We Do Not ‘Push’ People to Spend, EA Responds to New FUT Controversy
FIFA Ultimate Team is the “cornerstone” of EA Sports’ football-sim FIFA games and the video gaming giant does “everything [it] can to drive players there”, including deploying “content teasers” and “targeted messaging” to “funnel” FIFA 21 players towards FUT game mode and “incentivise” them to convert, according to a leaked internal document. FUT is heavily monetised and employs the use of loot boxes, a highly controversial video game feature that allows you to purchase packs of football players for real money — but the players you get are randomised to an extent that offers terrible odds.
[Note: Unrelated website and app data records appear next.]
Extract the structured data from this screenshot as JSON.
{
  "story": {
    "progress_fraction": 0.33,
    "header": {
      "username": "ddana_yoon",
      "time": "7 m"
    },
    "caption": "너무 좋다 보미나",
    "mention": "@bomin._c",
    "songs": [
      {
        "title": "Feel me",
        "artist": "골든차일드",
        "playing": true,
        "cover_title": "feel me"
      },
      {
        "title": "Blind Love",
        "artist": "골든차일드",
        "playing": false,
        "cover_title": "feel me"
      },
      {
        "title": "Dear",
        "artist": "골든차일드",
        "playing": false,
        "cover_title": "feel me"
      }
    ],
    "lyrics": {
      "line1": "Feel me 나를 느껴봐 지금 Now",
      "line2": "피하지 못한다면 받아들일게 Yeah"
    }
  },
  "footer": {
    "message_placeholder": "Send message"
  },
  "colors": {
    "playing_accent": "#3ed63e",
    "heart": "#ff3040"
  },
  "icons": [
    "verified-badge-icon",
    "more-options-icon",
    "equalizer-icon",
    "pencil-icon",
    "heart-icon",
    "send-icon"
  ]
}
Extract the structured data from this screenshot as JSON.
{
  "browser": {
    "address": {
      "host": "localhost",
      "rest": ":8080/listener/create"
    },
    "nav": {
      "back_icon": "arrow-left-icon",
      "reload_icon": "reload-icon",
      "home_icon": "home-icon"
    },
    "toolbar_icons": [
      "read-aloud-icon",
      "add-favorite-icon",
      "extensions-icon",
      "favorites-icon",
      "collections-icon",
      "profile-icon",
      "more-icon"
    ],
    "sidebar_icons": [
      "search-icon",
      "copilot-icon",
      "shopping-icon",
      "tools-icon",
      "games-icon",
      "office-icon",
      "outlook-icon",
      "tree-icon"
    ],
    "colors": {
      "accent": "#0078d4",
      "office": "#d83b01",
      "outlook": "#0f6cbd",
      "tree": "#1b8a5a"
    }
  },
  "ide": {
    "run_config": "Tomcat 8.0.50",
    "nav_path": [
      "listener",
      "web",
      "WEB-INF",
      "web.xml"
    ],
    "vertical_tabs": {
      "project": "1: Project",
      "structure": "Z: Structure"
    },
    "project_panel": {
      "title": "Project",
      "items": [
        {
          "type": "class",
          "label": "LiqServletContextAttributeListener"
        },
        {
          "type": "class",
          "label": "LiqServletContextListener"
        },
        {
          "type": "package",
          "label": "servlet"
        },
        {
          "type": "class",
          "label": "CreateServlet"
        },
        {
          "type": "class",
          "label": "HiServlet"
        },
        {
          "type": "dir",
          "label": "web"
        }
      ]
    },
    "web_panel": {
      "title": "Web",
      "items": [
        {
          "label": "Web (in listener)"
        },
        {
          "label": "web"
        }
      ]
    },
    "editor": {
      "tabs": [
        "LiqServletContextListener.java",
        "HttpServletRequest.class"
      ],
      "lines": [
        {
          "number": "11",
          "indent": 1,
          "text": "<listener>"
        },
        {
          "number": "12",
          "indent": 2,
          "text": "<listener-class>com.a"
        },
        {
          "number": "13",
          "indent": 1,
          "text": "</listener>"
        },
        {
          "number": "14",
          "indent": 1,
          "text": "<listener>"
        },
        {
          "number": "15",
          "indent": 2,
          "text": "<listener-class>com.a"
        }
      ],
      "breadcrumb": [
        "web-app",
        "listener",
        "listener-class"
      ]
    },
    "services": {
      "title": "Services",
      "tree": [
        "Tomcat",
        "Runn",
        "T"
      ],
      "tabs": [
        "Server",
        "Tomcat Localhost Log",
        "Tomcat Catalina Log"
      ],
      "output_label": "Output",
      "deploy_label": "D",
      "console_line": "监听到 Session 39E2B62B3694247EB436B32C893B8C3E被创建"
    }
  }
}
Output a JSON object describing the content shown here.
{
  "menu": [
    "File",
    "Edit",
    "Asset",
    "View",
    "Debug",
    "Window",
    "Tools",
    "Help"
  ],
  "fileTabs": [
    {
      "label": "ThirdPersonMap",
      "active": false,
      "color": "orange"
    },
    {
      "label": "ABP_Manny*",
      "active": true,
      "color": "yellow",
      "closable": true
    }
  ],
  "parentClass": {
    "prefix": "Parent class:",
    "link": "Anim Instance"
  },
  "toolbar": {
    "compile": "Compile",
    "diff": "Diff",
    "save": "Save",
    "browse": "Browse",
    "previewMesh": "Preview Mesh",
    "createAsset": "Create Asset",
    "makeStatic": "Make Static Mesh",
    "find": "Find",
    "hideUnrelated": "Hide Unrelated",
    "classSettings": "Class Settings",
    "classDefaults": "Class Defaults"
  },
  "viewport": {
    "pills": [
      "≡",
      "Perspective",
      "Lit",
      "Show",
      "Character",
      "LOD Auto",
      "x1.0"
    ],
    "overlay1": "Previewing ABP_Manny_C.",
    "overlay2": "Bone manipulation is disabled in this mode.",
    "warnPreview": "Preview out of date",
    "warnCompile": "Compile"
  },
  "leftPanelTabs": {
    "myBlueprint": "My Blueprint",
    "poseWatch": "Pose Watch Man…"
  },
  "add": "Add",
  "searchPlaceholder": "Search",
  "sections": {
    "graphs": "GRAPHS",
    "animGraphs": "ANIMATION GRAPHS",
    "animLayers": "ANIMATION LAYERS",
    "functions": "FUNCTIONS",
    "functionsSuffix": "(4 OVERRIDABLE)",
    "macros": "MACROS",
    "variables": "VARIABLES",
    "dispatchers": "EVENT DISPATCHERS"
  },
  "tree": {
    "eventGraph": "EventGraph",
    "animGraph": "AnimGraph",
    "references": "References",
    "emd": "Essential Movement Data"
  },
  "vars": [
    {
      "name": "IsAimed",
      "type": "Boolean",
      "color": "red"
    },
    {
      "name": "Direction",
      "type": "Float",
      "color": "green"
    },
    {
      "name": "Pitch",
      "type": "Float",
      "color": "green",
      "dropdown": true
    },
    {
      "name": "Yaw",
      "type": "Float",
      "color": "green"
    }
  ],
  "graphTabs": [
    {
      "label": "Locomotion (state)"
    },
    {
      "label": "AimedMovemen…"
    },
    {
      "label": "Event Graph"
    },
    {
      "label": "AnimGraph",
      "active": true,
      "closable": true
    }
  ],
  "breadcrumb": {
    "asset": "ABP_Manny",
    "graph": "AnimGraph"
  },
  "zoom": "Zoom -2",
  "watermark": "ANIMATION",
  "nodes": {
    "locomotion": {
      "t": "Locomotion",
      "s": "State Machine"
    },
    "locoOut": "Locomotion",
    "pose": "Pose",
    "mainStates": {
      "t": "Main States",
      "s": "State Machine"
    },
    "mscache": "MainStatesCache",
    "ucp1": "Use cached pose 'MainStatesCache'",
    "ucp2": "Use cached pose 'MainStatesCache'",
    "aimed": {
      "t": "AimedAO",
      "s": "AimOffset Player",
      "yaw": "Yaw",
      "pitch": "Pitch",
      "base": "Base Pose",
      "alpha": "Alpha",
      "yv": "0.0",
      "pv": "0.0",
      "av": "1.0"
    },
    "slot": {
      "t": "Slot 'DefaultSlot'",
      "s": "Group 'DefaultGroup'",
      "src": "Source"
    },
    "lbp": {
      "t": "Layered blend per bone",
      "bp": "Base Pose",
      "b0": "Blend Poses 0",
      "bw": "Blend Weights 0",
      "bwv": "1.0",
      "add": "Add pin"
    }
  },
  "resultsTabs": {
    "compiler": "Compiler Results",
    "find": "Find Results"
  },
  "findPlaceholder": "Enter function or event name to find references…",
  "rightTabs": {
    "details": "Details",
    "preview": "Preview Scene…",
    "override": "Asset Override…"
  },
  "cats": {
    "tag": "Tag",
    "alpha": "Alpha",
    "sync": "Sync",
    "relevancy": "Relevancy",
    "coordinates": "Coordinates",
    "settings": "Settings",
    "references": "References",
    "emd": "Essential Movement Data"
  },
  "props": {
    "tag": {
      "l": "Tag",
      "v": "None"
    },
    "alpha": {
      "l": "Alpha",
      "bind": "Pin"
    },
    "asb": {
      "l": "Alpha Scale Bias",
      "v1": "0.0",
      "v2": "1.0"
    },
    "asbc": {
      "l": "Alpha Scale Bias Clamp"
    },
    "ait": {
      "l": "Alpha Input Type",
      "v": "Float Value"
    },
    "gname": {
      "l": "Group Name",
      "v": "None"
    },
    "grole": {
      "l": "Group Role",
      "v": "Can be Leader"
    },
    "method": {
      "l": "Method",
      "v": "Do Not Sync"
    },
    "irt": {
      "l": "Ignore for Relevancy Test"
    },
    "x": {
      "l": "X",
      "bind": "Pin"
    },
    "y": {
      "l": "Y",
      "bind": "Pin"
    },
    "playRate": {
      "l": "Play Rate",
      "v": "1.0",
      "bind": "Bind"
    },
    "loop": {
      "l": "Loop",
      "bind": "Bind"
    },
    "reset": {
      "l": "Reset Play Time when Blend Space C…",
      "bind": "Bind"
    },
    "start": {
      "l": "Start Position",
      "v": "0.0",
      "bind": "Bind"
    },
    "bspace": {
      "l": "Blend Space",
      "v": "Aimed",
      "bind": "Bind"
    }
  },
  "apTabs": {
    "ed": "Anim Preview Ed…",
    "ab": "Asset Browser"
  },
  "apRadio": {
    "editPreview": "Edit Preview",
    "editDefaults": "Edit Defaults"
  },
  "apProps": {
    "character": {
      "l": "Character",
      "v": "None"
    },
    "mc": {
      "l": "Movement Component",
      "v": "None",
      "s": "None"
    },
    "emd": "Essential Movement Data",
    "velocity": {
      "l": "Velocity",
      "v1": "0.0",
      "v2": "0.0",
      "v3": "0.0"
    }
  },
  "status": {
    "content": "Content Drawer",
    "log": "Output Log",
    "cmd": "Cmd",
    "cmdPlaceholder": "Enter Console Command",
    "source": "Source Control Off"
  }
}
Details on the leaked 54-page document come from Canadian publication CBC News, which has published select presentation sides that talk about EA Sports’ marketing plans in the run-up to the release of FIFA 21 — the game launched last October worldwide — and are largely targeted to FIFA Ultimate Team, which makes huge money for the publisher Electronic Arts. In 2020, EA made nearly $1.5 billion (about Rs. 11,191 crores) from loot boxes present in EA Sports titles, according to its annual earnings report. The leaked document goes so far to even say that “all roads lead to FUT”.
EA penned a strongly-worded response later on Monday, calling the CBC News report a “sensationalised” story that misrepresented facts and ignored “important information and context”. We do not “push” people to spend in our games, EA added. It acknowledged the authenticity of the leaked document as it noted that nothing in the leaked document “contradicts” that it’s driving FUT engagement not spending. But the language in the internal document suggests otherwise. FIFA players have also noted the worsening state of FUT rewards, which again pushes frustrated players to spend real money.
Experts argue that game modes such as FUT are akin to gambling, given the behaviours they encourage. Belgium was the first government to agree and the country banned loot boxes in 2018. Lawsuits are underway elsewhere and other countries are wrestling with loot boxes’ ties to gambling, though the laws around games of chance are very outdated in most areas, a gaming researcher told CBC News. EA, for its part, “firmly disagrees” that FIFA involves gambling and argues that loot boxes aren’t gambling as there is no “cashout method”.
Cover photo by Guglielmo Basile on Unsplash